This quarter, Columbus State got together with local camera retailer Midwest Photo Exchange and lens manufacturer Tamron for a special "class." This 2 credit class entailed spending the day at the Columbus Zoo shooting with a large selection of Tamron's lenses.
The lens is probably the most important piece of camera gear, these days. You can have the most expensive camera body available, but if you're using shitty glass, your images cannot come out sharp. Take it from me, I have learned this the hard way. Or better yet, go buy some cheap lenses on eBay and you will find out for yourself. Then start saving for the good stuff.
Since I shoot with a Nikon D700 body (which has a full frame sensor), I couldn't use any of Tamron's ultra-wide angle lenses. This was particularly disappointing to me, because I LOVE shooting really wide. I frequently use my Nikkor 18-55mm DX format lens (for smaller sensors) on my D700, which is fine as long as I don't zoom out wider than 24mm. Unfortunately, Tamron's Di format lenses (designed for smaller sensors) have heavy vignetting when mounted on a FF body, so that wasn't an option. So, I concentrated on Tamron's longer lenses.
All in all, I was not disappointed with Tamron's lenses. I shot wide-open, most of the time, which is where a lens is going to show it's weaknesses. I got rid of my Sigma lenses because they were soft wide-open. I did miss Vibration Control (Tamron's version of VR) on their 70-200mm. I do wish I could have compared the Tamron 70-200mm side-by-side with the Nikon, because that's my next big purchase.

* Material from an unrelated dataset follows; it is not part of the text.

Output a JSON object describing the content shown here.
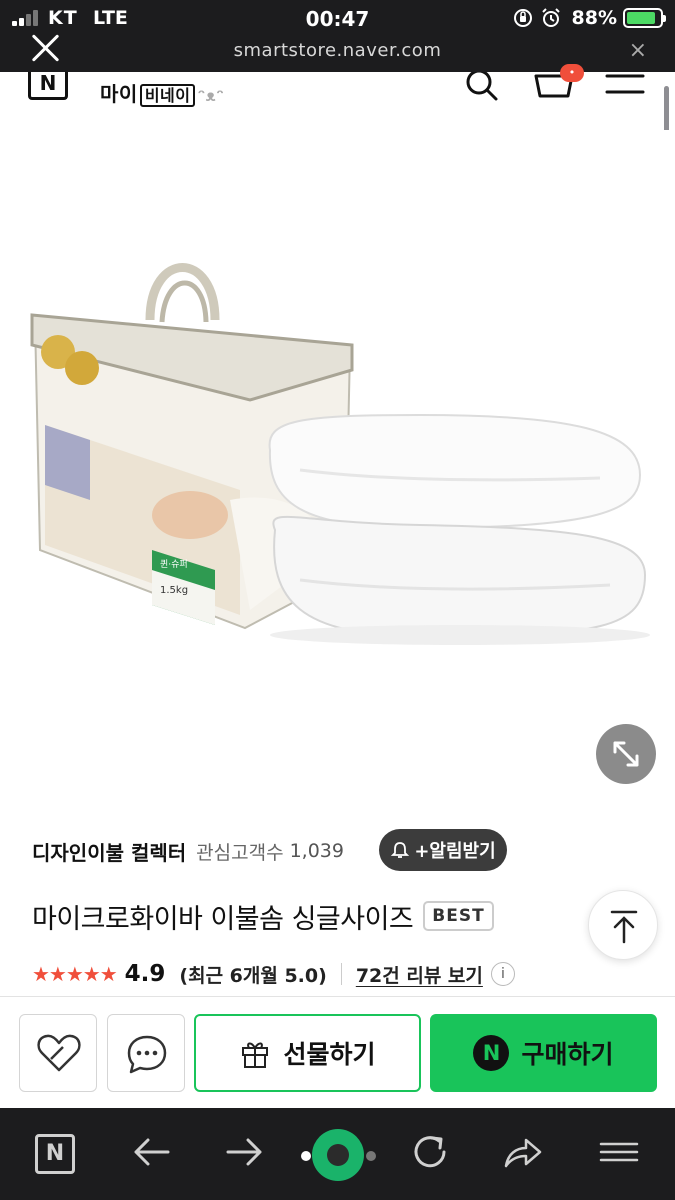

View the rest of this set on Flickr.
Notes on images include what lens the image was made with.